While there was only one winner, a number of the finalists saw direct investment from the judges.
Mr Slattery pledged to donate $12,000 to Rob Stewart’s castration knife handle product – and doesn’t expect anything in the return.
“That device, I hate to think how many people get injured by it,” Mr Slattery said.
“They both walked away with the result in the end … I’m just happy to support him.”
The founder behind many telecommunication and IT companies, Mr Slattery is a busy man.
He doesn’t participate in a lot of judging events but when he got the call up for Beef 2021, he couldn’t say no.
Former government minister Kate Jones, who now works for Mr Slattery, told him “you are never too big for your home town”.
“For me it’s not something I normally do (judging), so I was really excited to come back to my hometown,” he said.
“I was petrified to be quite honest because I knew we would be given such a diverse range of ideas.
“I thought, I hope I don’t mess this up.”
Getting the chance to speak with the finalists, judges and guests at the event, Mr Slattery said it was great to be able to connect with everyone.
His proud parents were among the crowd at the event.
“Often when I come here, it is to do things with family … but I really have enjoyed the time I have spent at Beef Week,” he said.
He has promised to come home more often.
“I am really going to start coming back for local events like this,” he said.
“Whether I have the opportunity to meet business people or entrepreneurs, where I can just be in a community of people that are just trying to make a difference.
“I am glad to be back and committed to come back for more of these kind of events.”
Beef Australia 2024 is already marked on his calendar.
“It’s so unique, Beef Week always has been,” he said.

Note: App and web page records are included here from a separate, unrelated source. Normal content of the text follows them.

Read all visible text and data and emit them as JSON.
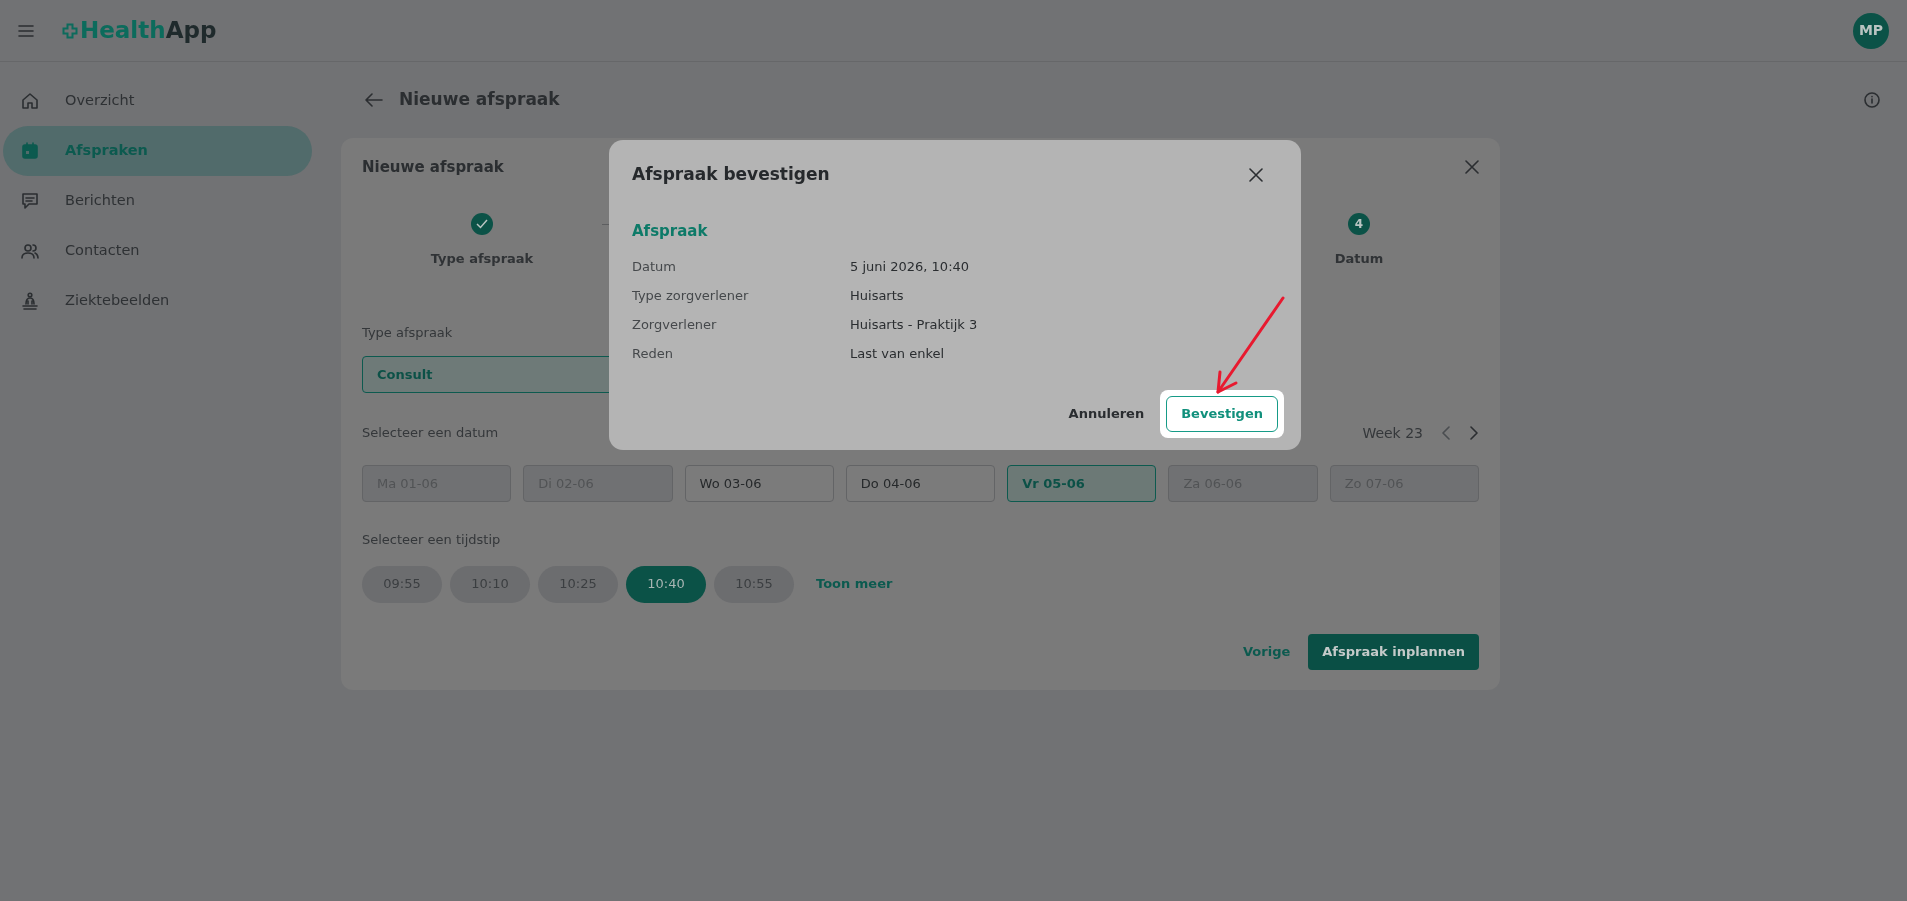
{
  "header": {
    "logo": {
      "part_1": "Health",
      "part_2": "App"
    },
    "avatar": "MP"
  },
  "sidebar": {
    "items": [
      {
        "label": "Overzicht",
        "selected": false
      },
      {
        "label": "Afspraken",
        "selected": true
      },
      {
        "label": "Berichten",
        "selected": false
      },
      {
        "label": "Contacten",
        "selected": false
      },
      {
        "label": "Ziektebeelden",
        "selected": false
      }
    ]
  },
  "page": {
    "title": "Nieuwe afspraak"
  },
  "card": {
    "title": "Nieuwe afspraak",
    "steps": [
      {
        "kind": "done",
        "label": "Type afspraak"
      },
      {
        "kind": "current",
        "number": "4",
        "label": "Datum"
      }
    ],
    "type_field": {
      "label": "Type afspraak",
      "value": "Consult"
    },
    "date": {
      "label": "Selecteer een datum",
      "week": "Week 23",
      "days": [
        {
          "label": "Ma 01-06",
          "disabled": true,
          "selected": false
        },
        {
          "label": "Di 02-06",
          "disabled": true,
          "selected": false
        },
        {
          "label": "Wo 03-06",
          "disabled": false,
          "selected": false
        },
        {
          "label": "Do 04-06",
          "disabled": false,
          "selected": false
        },
        {
          "label": "Vr 05-06",
          "disabled": false,
          "selected": true
        },
        {
          "label": "Za 06-06",
          "disabled": true,
          "selected": false
        },
        {
          "label": "Zo 07-06",
          "disabled": true,
          "selected": false
        }
      ]
    },
    "time": {
      "label": "Selecteer een tijdstip",
      "slots": [
        {
          "label": "09:55",
          "selected": false
        },
        {
          "label": "10:10",
          "selected": false
        },
        {
          "label": "10:25",
          "selected": false
        },
        {
          "label": "10:40",
          "selected": true
        },
        {
          "label": "10:55",
          "selected": false
        }
      ],
      "more": "Toon meer"
    },
    "actions": {
      "back": "Vorige",
      "submit": "Afspraak inplannen"
    }
  },
  "modal": {
    "title": "Afspraak bevestigen",
    "section": "Afspraak",
    "rows": [
      {
        "label": "Datum",
        "value": "5 juni 2026, 10:40"
      },
      {
        "label": "Type zorgverlener",
        "value": "Huisarts"
      },
      {
        "label": "Zorgverlener",
        "value": "Huisarts - Praktijk 3"
      },
      {
        "label": "Reden",
        "value": "Last van enkel"
      }
    ],
    "cancel": "Annuleren",
    "confirm": "Bevestigen"
  }
}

“It’s so good for the economy and community, it’s a great vibe and I love to be involved in it and I will be back in three years’ time.”